Growing up in Brighton & Hove, I was first exposed to the natural world in the city's coastal waters, chalk reef, and national nature reserves and I fell in love with the written word in the its public libraries and natural history museums. While taking astrophysics classes at the University of Chicago's Center in Paris, a professor convinced me to study the global commons from all angles — policy, technology, as well as the physical and life sciences. I finished my undergraduate studies with a Bachelors of Arts in political science from the University of Chicago.
I spent a few years covering various topics after graduating: I monitored the rise of cryptocurrencies on mainstreet, tracked dark money flowing through federal agencies, and went deep inside the world of a self-described "military" cult.
In 2019, I transitioned to science journalism, learning on the job as a freelancer and with a string. My writing and fact-checking work has appeared in Audubon, Consumer Reports, Observer, The Counter, NPR, the Wall Street Journal, New York Magazine, and the Center for Public Integrity.
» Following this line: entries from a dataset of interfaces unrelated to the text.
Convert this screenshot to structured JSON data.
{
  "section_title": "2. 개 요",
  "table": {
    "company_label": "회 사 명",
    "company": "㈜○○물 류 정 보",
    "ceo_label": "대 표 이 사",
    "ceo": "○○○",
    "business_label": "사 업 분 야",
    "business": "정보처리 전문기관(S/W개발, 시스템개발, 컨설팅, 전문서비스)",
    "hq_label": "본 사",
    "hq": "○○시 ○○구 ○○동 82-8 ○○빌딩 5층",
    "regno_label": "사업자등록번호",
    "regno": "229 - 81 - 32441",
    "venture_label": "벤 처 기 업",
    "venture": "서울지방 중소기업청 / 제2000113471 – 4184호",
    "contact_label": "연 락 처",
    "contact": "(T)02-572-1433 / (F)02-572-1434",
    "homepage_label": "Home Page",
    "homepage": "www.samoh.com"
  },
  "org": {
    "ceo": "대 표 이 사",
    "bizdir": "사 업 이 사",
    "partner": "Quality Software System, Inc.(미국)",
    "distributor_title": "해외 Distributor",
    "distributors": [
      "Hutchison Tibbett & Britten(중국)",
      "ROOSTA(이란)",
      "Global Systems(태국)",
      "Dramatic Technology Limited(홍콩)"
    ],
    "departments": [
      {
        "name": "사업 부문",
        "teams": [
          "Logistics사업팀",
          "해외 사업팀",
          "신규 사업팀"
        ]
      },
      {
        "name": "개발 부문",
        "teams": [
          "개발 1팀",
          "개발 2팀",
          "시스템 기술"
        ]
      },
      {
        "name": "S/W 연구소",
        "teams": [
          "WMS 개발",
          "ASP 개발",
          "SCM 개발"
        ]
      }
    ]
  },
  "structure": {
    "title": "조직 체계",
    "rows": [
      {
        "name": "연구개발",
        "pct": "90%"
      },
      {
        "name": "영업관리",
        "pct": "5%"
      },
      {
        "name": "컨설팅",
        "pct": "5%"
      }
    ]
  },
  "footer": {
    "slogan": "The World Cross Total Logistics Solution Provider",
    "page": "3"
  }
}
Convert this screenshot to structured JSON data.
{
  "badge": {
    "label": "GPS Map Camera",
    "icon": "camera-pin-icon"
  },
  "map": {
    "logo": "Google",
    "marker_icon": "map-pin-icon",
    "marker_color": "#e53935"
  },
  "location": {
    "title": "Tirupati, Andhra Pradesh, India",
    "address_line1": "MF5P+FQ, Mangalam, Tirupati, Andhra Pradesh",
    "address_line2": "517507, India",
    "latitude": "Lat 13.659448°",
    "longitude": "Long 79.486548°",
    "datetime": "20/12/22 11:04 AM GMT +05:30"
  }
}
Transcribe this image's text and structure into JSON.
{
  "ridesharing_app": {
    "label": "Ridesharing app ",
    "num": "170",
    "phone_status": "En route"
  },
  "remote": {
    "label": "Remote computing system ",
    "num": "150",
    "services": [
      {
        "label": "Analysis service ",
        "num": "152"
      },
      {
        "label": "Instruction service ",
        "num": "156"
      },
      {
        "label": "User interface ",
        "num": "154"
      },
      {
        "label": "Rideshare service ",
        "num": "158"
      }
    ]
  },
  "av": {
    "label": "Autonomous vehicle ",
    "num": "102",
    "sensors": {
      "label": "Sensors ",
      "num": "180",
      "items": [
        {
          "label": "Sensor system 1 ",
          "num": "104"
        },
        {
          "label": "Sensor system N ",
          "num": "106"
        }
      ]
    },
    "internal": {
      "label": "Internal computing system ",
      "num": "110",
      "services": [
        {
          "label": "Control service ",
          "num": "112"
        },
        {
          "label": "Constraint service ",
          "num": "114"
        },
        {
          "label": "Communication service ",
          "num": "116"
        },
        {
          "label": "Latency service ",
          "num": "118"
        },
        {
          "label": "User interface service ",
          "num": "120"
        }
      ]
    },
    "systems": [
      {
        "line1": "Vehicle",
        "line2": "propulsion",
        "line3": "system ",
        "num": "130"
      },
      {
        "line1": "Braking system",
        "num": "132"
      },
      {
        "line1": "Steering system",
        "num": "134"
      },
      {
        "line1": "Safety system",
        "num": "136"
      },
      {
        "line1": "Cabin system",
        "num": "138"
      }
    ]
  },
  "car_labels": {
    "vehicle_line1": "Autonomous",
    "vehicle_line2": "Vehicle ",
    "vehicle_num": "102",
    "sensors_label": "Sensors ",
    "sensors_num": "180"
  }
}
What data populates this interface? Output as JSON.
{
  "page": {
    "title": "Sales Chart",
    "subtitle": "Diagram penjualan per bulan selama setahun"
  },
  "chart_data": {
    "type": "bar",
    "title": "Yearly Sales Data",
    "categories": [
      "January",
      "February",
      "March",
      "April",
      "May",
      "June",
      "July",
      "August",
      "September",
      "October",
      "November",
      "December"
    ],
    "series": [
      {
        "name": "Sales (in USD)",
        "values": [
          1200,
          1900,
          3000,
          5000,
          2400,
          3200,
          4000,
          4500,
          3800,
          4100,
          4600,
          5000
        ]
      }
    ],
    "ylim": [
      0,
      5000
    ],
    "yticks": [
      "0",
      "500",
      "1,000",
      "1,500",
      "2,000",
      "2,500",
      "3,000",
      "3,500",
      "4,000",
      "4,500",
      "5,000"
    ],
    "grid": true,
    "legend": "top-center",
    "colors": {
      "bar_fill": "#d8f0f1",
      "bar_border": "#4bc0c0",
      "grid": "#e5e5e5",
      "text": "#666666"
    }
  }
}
I try to use science journalism as a lens to investigate how people and institutions impact their environment, the global commons, other species, and fellow humans— for better or for worse.
I am a member of Science Writers of New York, Investigative Reporters & Editors, and the Freelancers Union.